*** Block opens ***
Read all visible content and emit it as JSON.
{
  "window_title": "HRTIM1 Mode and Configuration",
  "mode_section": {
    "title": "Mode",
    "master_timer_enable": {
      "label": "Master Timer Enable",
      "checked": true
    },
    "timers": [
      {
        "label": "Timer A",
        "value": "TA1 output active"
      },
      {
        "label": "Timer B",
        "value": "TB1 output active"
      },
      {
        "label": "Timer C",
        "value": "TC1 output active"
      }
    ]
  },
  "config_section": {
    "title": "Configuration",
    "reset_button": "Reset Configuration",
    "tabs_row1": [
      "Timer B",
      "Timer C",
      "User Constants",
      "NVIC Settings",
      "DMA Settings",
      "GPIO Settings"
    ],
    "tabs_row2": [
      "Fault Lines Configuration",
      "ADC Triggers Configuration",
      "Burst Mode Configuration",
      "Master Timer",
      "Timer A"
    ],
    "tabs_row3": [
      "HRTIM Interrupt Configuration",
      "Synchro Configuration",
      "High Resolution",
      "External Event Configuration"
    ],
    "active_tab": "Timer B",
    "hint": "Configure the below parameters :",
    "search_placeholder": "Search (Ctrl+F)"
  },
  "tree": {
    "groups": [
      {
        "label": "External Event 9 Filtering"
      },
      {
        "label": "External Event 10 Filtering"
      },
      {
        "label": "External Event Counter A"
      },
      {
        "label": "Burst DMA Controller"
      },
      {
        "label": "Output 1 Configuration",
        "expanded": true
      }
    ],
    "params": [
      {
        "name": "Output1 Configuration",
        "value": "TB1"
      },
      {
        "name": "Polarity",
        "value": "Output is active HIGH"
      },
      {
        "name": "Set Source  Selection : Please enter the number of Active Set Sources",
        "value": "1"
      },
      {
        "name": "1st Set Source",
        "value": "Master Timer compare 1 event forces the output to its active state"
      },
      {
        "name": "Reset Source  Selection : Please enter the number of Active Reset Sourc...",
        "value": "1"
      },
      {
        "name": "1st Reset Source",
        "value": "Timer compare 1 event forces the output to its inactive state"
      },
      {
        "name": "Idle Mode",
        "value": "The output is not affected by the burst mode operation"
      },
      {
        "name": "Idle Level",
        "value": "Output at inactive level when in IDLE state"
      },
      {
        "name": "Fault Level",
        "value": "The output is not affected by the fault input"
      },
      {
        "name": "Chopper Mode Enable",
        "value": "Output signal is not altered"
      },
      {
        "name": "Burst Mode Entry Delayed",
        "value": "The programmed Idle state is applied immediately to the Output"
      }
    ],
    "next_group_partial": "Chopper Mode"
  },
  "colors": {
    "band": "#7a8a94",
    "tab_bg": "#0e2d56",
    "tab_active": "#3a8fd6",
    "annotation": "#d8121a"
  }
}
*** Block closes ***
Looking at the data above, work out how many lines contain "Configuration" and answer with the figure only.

11